Now for a little medical update. As I mentioned, I had an appointment with my Neurologist before heading up to Norwich. I was hoping to get the results of my ICP monitoring study (The thing where I had that probe sticking out of my head for 3 days) but due to a bit of miscommunication he didn’t have the results for me. He talked me through the outcomes so it wasn’t a totally wasted journey. If I hadn’t been going to Norwich I would’ve been slightly more annoyed but sometimes these things can’t be helped. We went to see the Neurosurgeon on the Tuesday (13th) to get the results and he confirmed that I do have low pressure in my head, meaning they’re pretty darn sure I have a spontaneous CSF leak. So the next step was to see a brand new Doctor at a brand new hospital (Exciting stuff!) for a treatment called a blood patch, which can hopefully (fingers crossed people) solve my everlasting headache. I had my first appointment on Wednesday to meet him and discuss the treatment further and have my first blood patch early in the new year. The basic idea (though doctors don’t seem to really know how or why it works) is that they take some of my blood and put it into my spine and it works like a plaster to plumb the leak wherever it may be. Sometimes I wonder how doctors first come up with treatments like this 😛 But if it works I’m not bothered! 1 patch fixes leaks in 30-40% of people whilst after 3 the success rate is 60-70%. He said if they are going to work most people see an improvement with each patch but it means taking it extremely easy for the first 4 months of 2017! If I’m in the unlucky percentage where it doesn’t work they have to start putting dye in my spine and finding the specific point of the leak and then do a direct blood patch to that area which is obviously much more risky. But let’s hope we never have to think about that! So I’m glad my worries about the monitoring didn’t come true and that there was something wrong. I know this sounds very strange, you would think I would hope there’s nothing wrong, but the reason I’m glad is because it was worth it, I didn’t put a hole in my head for nothing, they’ve found another answer to one of my biggest problems and now we hopefully have a solution whereas, if the test had come back normal I’d be back at square one. It’s a relief in a world of chronic illnesses that have no cure to have a problem which they might be able to fix.
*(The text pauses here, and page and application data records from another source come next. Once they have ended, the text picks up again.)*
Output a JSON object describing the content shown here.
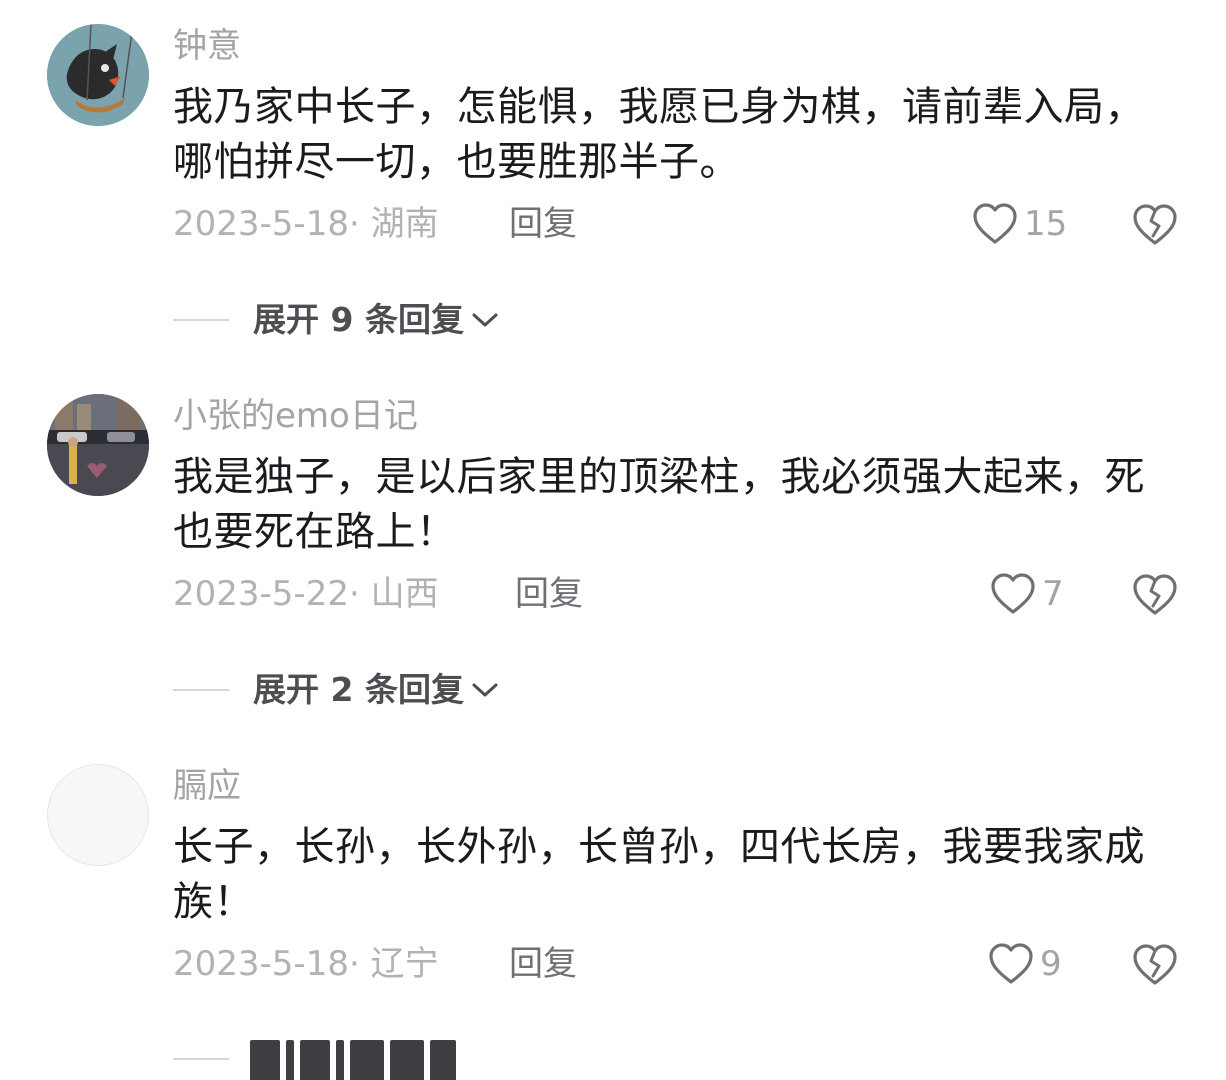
{
  "comments": [
    {
      "username": "钟意",
      "text": "我乃家中长子，怎能惧，我愿已身为棋，请前辈入局，哪怕拼尽一切，也要胜那半子。",
      "meta": "2023-5-18· 湖南",
      "reply_label": "回复",
      "likes": "15",
      "expand_label": "展开 9 条回复"
    },
    {
      "username": "小张的emo日记",
      "text": "我是独子，是以后家里的顶梁柱，我必须强大起来，死也要死在路上！",
      "meta": "2023-5-22· 山西",
      "reply_label": "回复",
      "likes": "7",
      "expand_label": "展开 2 条回复"
    },
    {
      "username": "膈应",
      "text": "长子，长孙，长外孙，长曾孙，四代长房，我要我家成族！",
      "meta": "2023-5-18· 辽宁",
      "reply_label": "回复",
      "likes": "9"
    }
  ],
  "icons": {
    "like": "heart-outline-icon",
    "dislike": "broken-heart-icon",
    "expand": "chevron-down-icon"
  },
  "colors": {
    "text": "#1b1b1f",
    "muted": "#a3a3a8",
    "icon": "#6f6f75"
  }
}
This week has been a rough one pain wise, I’ve been pushing my body to the limits. Resulting in one of my ‘Screaming Headaches’ on Tuesday with my hips and knees also burning and my hips still havent seemed to recovered to a normal level. I’ve had random POTS issues too with the odd chest pains, which are always scary even when I know they are nothing. And having accidentally eaten gluten and purposefully eaten cheese this week my tummy has been on the war path. I am at least hoping that bad flares this week will mean that I will get through Christmas flare free. I am very thankful that I should be sat down on box office for my next two shifts at work and have a more restful day tomorrow and on Christmas Day so I can enjoy myself and have a relaxed time with my family which is the most important thing this time of year, spending quality time with the people we love.
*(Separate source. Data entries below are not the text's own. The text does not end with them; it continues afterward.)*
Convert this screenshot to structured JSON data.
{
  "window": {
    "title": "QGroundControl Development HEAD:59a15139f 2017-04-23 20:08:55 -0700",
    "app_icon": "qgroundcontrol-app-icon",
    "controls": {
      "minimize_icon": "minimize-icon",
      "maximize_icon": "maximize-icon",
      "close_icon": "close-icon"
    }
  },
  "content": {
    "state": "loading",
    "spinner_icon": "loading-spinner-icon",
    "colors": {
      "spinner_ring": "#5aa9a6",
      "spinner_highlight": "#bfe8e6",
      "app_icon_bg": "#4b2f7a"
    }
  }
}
For now all I have left to say is have a very Merry Christmas 🙂